When I was a caregiver, and even now, people express what a selfless soul I am to have done all that I did. They speak of the amazing strength that it must have taken and how honorable it was to give up my life in an effort to try to save hers. In no way do I think they are being ingenuous when speaking those words. I just don't know if they'll ever truly understand what it is to be caregiver. I am not sure that anybody has the capacity to understand until they themselves do it.

While there is undoubtedly an empathy that can be adequately expressed, being a caregiver unlike anything else. Day in and day out, you take care of another human being who is very sick. You are not a nurse and yet that is, by definition, what you are doing. Caregiving goes above and beyond the physical aspect of helping somebody do their daily activities. It carries a sense of worry that nothing can calm. You talk with care teams, and somewhere along the way, you speak a once-foreign language quite fluently.

As caregivers, it isn't about us, but the person who we are caring for. But that does not mean that our duties don’t affect us. I lost track of how many times I said "I'm fine" when I was anything but. More often than not, I felt that I needed to be doing more, when the truth was that I didn't have time to do anything more than I was already doing.

You give up personal time to sit bedside your loved one when they are hospitalized. You sleep in chairs more often than a bed. You stay awake at night watching them breathe. You memorize everything about their face before leaving, just in case it's the last time you see them. You cry so often that you wonder if tears dry up, but then a bad test comes, and you receive the answer.

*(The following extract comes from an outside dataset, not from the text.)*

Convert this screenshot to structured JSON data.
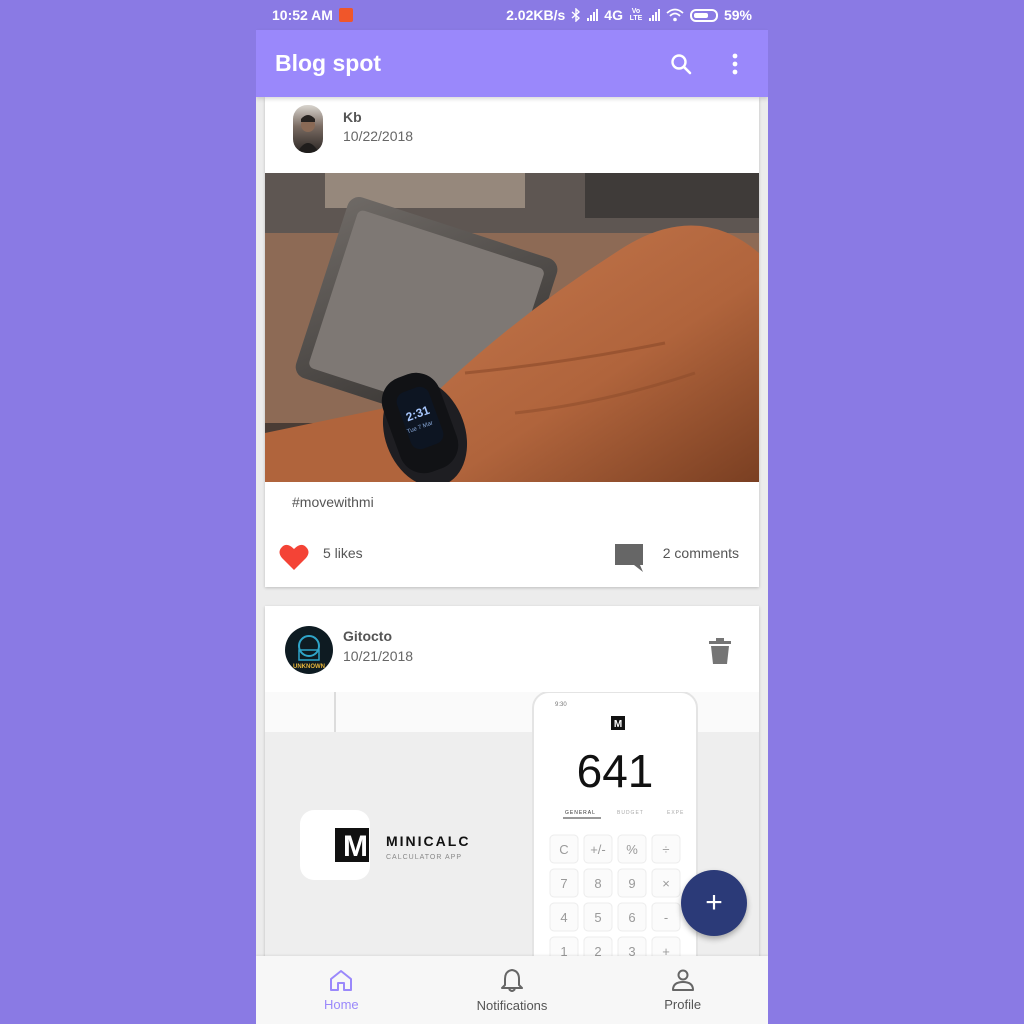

You try to prepare yourself for the worst and you daydream about both how life used to be and how life will be when cancer is gone.

Even though I longed for the day my sister gained remission, it came as a shock when that day finally came. I think a large part of me didn't even believe that it was true. Having fought so hard and faced so many obstacles, it didn't seem like it was reality. When it was over, I had many emotions. Among them, I felt guilty. I was relieved that my sister was OK, but I thought about the others we had met and lost their battle along the way.

As the days passed, my emotions settled, and I came to understand that how I felt that day. That is a huge driving force as to why I chose the field of nursing. I am fighting for a cure. I am fighting so that countless other people can be as lucky as my sister is to not have cancer be a part of their everyday life anymore. In having that realization, I was able to begin the process of moving on and transitioning from a caregiver back into my own person and place focus on my own future.


Be the first to discuss this article on CURE's forum. >>
Talk about this article with other patients, caregivers, and advocates in the Lymphoma Cancer CURE discussion group.

Related Articles


Sign In

Not a member? Sign up now!

Sign Up

Are you a member? Please Log In